express yourself through fashion (that is, if you choose to express yourself through
fashion). And, yes, ladies, I take fashion as an art!
It has always been a mystery to me as to why college co-eds feel the need to
religiously root through their J. Crew and Banana Republic catalogues (catalogues, mind
you, NOT stores because it’s easier to shop from home) instead of piecing together
ensembles from a variety of different places. If there is one fashion faux pas, it has got to
be wearing one designer from head to toe or picking the outfit straight from the display.
Afterall, the saying goes that “variety is the spice of life”.
It was a crying shame that everyone was on the same thinking level as far as
fashion went. A cocktail party is always an ample opportunity to put away your run-of-
the-mill jeans and t-shirt ensemble and break out the nice stuff. My eyes witnesses what
they hoped they would not when they saw most of the ladies in their black pants and
body-conscious lycra shirts or their simple floral tank dresses (although there were one or
two that strayed from the norm) or the outfit they plucked straight from the window
model at BEBE. And there I was, standing at the welcome matt peering in like, “Sh*t!“
There’s always that paradox you feel when you’re the ‘different’ one. In one sense, I was
glad that my fashion mentality didn’t fall in synch with everyone else, but on the other
hand, I felt like I was in the wrong place or just back in high school again (those times are
I’m not trying to sound like my sense of style is on a higher echelon than anyone
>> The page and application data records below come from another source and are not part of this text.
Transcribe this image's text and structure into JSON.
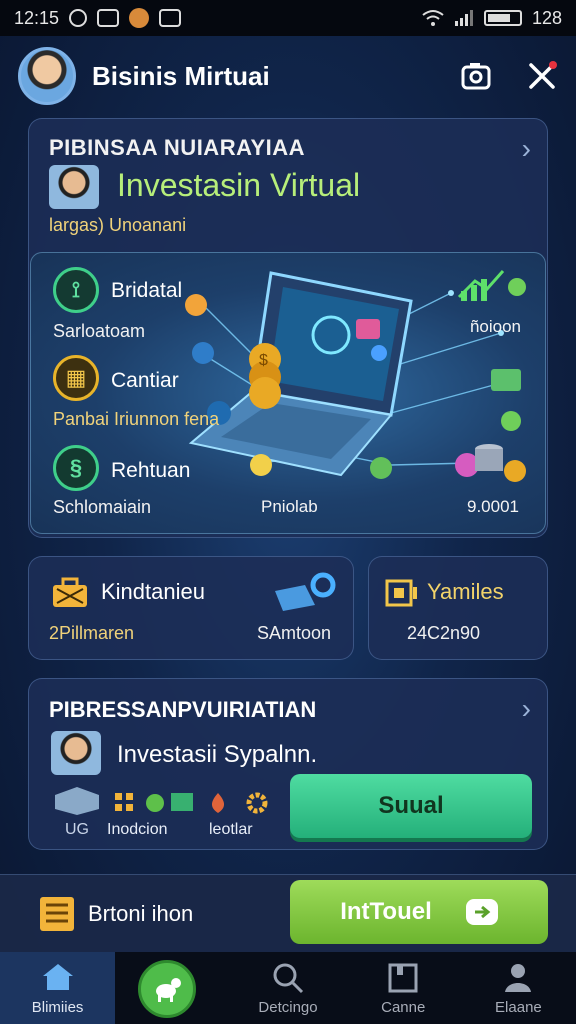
{
  "status_bar": {
    "time": "12:15",
    "battery_text": "128"
  },
  "header": {
    "title": "Bisinis Mirtuai"
  },
  "main_card": {
    "kicker": "PIBINSAA NUIARAYIAA",
    "title": "Investasin Virtual",
    "subtitle": "largas) Unoanani",
    "features": [
      {
        "label": "Bridatal",
        "sub": "Sarloatoam",
        "right": "ñoioon",
        "icon": "growth-icon"
      },
      {
        "label": "Cantiar",
        "sub": "Panbai Iriunnon fena",
        "right": "",
        "icon": "grid-icon"
      },
      {
        "label": "Rehtuan",
        "sub": "Schlomaiain",
        "right": "9.0001",
        "icon": "spiral-icon"
      }
    ],
    "panel_center_label": "Pniolab"
  },
  "card_left": {
    "title": "Kindtanieu",
    "left_value": "2Pillmaren",
    "right_value": "SAmtoon"
  },
  "card_right": {
    "title": "Yamiles",
    "value": "24C2n90"
  },
  "card_bottom": {
    "kicker": "PIBRESSANPVUIRIATIAN",
    "title": "Investasii Sypalnn.",
    "labels": [
      "UG",
      "Inodcion",
      "leotlar"
    ],
    "button": "Suual"
  },
  "promo": {
    "label": "Brtoni ihon",
    "button": "IntTouel"
  },
  "bottom_nav": [
    {
      "label": "Blimiies",
      "icon": "home-icon",
      "active": true
    },
    {
      "label": "",
      "icon": "pet-icon",
      "active": false
    },
    {
      "label": "Detcingo",
      "icon": "search-icon",
      "active": false
    },
    {
      "label": "Canne",
      "icon": "bookmark-icon",
      "active": false
    },
    {
      "label": "Elaane",
      "icon": "profile-icon",
      "active": false
    }
  ],
  "colors": {
    "accent_green": "#4fdca1",
    "title_green": "#b7ee7a",
    "gold": "#f0d27a"
  }
}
else’s, I’m simply wondering where the creativity has gone in the way people put
themselves together. We’re so used to being bombarded with media and pop culture, that
I think a lot of us have forgotten to think for ourselves instead of dressing like our
favorite pop star or anti-pop star (which is just terrifically big in Japan). Everything is
either ‘hot’ or ‘not’ and quite frankly we should know by now that there is always a
grayscale. What is even more annoying is that anti-fashion and anti-pop-culture are
becoming exactly what they initially railed against- pop culture. The scary part is that
most have come to accept that it is a lost cause (Just look at anything in Urban Outfitters).
The reason for ‘assignment one’ in the title of this didactic (? ?) is that I have an
assignment for the one or two or maybe zero faithful readers or browsers of my column.
No, you won’t need to turn anything in to me and you don’t even have to do it, but I think
it would be an interesting experiment and will perhaps stimulate some creativity in your
style. First let me give you an excerpt from Color’s 1000 Extra/Ordinary Objects for you
to ponder and then let me introduce you to assignment number one:
“ Before setting out in pursuit of the ideal body, first decide whose ideals of
beauty you want to pursue. Many people aspire to look like these [mannequins]. Yet a
woman as thin as a modern mannequin wouldn’t be able to menstruate. Real fashion
models can be even slimmer, weighing 23 percent less than the average woman. And
over the last 20 years, they’ve got thinner – while most people have got fatter. As the
gulf widens, both men and women are becoming more dissatisfied with themselves. A
1995 study in Psychology Today found that, after three minutes of looking at pictures of
models in magazines, 70 percent of women felt depressed, guilty or ashamed.”
How do you feel about the excerpt? That small paragraph is very informative and
hopefully leads you to some introspection about your body image. My assignment is to
STOP READING FASHION MAGAZINES FOR ONE MONTH. For some of you, this
may be easy, for others this will be like giving up air. I admit that I am drawn to the
glossy pictures and saucy stories that each offers, however, after looking at all the type of
models they use and the type of shallow and very “Bourgeois” articles they put in the
magazines, I feel a bit queasy. I would also like to get away from the influence of
fashion from magazines and see what things I can come up with for myself on sources
other than magazines for inspiration. I will do this assignment myself and will report any
change of thinking that I may have and I encourage you to do the same.
1000 Extra/Ordinary Objects, Mustienes, Carlos, ed., Italy, 2000, pg. 114